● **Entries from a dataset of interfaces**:
*** Begin section ***

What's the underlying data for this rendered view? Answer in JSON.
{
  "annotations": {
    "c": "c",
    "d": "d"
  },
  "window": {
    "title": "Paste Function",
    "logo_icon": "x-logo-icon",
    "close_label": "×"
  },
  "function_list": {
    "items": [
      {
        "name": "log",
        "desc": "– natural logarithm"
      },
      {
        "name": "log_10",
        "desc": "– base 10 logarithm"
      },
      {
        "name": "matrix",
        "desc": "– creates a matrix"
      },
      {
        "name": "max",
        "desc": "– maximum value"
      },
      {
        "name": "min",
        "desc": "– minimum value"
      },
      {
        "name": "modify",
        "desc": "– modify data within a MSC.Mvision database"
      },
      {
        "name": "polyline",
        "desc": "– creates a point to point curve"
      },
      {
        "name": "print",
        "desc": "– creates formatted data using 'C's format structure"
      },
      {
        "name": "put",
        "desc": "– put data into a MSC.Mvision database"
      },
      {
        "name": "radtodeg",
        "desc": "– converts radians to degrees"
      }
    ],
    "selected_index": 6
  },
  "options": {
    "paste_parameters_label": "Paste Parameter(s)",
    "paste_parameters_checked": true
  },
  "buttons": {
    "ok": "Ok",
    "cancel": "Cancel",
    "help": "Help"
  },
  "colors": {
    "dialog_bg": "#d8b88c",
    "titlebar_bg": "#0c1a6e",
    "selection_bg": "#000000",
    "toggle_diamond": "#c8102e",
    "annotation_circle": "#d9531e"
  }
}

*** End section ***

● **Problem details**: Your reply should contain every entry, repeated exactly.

● **Answer section**:
What's the underlying data for this rendered view? Answer in JSON.
{
  "annotations": {
    "c": "c",
    "d": "d"
  },
  "window": {
    "title": "Paste Function",
    "logo_icon": "x-logo-icon",
    "close_label": "×"
  },
  "function_list": {
    "items": [
      {
        "name": "log",
        "desc": "– natural logarithm"
      },
      {
        "name": "log_10",
        "desc": "– base 10 logarithm"
      },
      {
        "name": "matrix",
        "desc": "– creates a matrix"
      },
      {
        "name": "max",
        "desc": "– maximum value"
      },
      {
        "name": "min",
        "desc": "– minimum value"
      },
      {
        "name": "modify",
        "desc": "– modify data within a MSC.Mvision database"
      },
      {
        "name": "polyline",
        "desc": "– creates a point to point curve"
      },
      {
        "name": "print",
        "desc": "– creates formatted data using 'C's format structure"
      },
      {
        "name": "put",
        "desc": "– put data into a MSC.Mvision database"
      },
      {
        "name": "radtodeg",
        "desc": "– converts radians to degrees"
      }
    ],
    "selected_index": 6
  },
  "options": {
    "paste_parameters_label": "Paste Parameter(s)",
    "paste_parameters_checked": true
  },
  "buttons": {
    "ok": "Ok",
    "cancel": "Cancel",
    "help": "Help"
  },
  "colors": {
    "dialog_bg": "#d8b88c",
    "titlebar_bg": "#0c1a6e",
    "selection_bg": "#000000",
    "toggle_diamond": "#c8102e",
    "annotation_circle": "#d9531e"
  }
}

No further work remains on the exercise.